Be That "Someone Else"
"If you want to be that 'someone else,' learn to write ads that make people feel good about themselves, their future, and you." – Roy H. Williams
One of the most important things you can do when writing a response to a 1-star Google reviews is to focus on making the reviewer feel good about themselves. That means using positive and upbeat language and avoiding anything that might make them feel bad about themselves. You will never change a person's behavior until you change their beliefs. For example, words like "failure," "loser," and "reject" are all likely to make people feel bad about themselves, and you should avoid them. Similarly, words like "success," "winner," and "achieve" are much more likely to make people feel good about themselves and are more likely to get them to take action. In short, when writing your responses to 1-star Google reviews, always keep in mind your customer's emotional state and make sure that your response is likely to make them feel good about themselves. That will increase the chances that they (and others) will take the action you want.
"Win the heart, and the mind will follow. The mind will always find logic to justify what the heart has already decided." – Roy H. Williams
How About Those Who Say "Negative Emotions Improve Their Writing Process"?
Some say, "Negative emotions improve my writing process." While it may work for some people, this is not likely the case. Its far more likely that it is a selfish and indulgent way to offload negative emotions that they haven’t come to terms with in their life. The fact is negative emotions block creativity and make it harder to come up with good ideas. This is known as survivor mode thinking. On the other hand, positive emotions open up the mind and make it easier to think creatively and make more complex and high quality decisions. Therefore, if you struggle to come up with new ideas or feel blocked creatively, try focusing on positive emotions instead of negative ones. You may be surprised at how much easier it is to come up with new and innovative solutions when you're in a positive state of mind.
Emotion = Creativity?

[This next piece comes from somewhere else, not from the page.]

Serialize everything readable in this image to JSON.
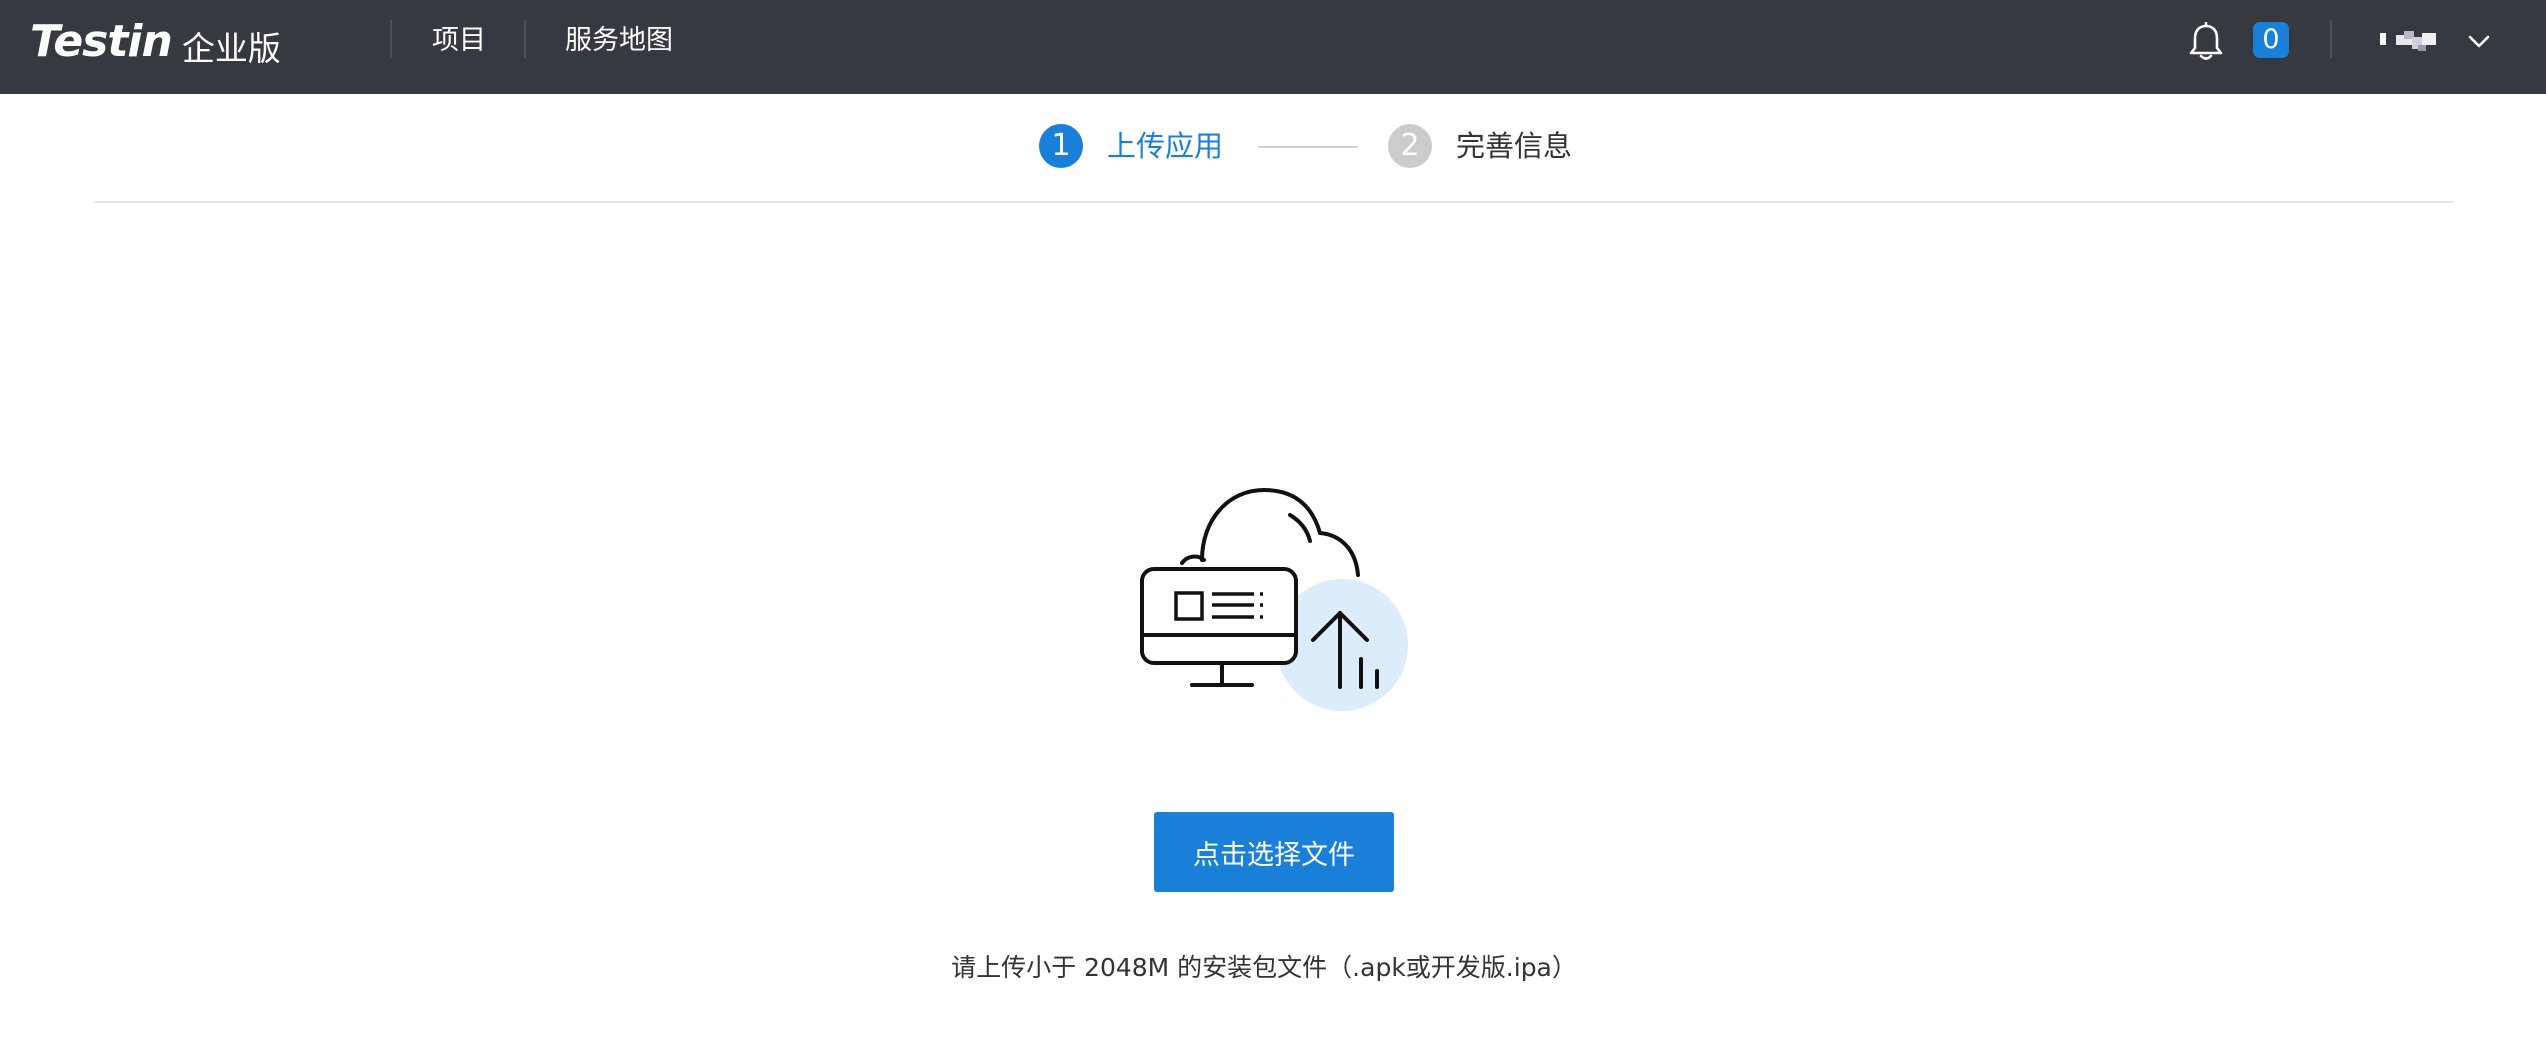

Emotions influence the way we process information, and the way we view the world. Positive emotions don't necessarily equal creativity, but they are interconnected with effective decision making. Negative emotions block our creative thinking when we succumb to them. So if you're having trouble responding positively to 1-star Google reviews, it may be worth exploring your emotions and seeing if anything is blocking your decision making. Once you identify what's causing the block, you can start to work on removing it and think more dynamically again. If you're in the home services industry and feel stuck with your marketing strategy, book a call with Ryan Chute of Wizard of Ads® today.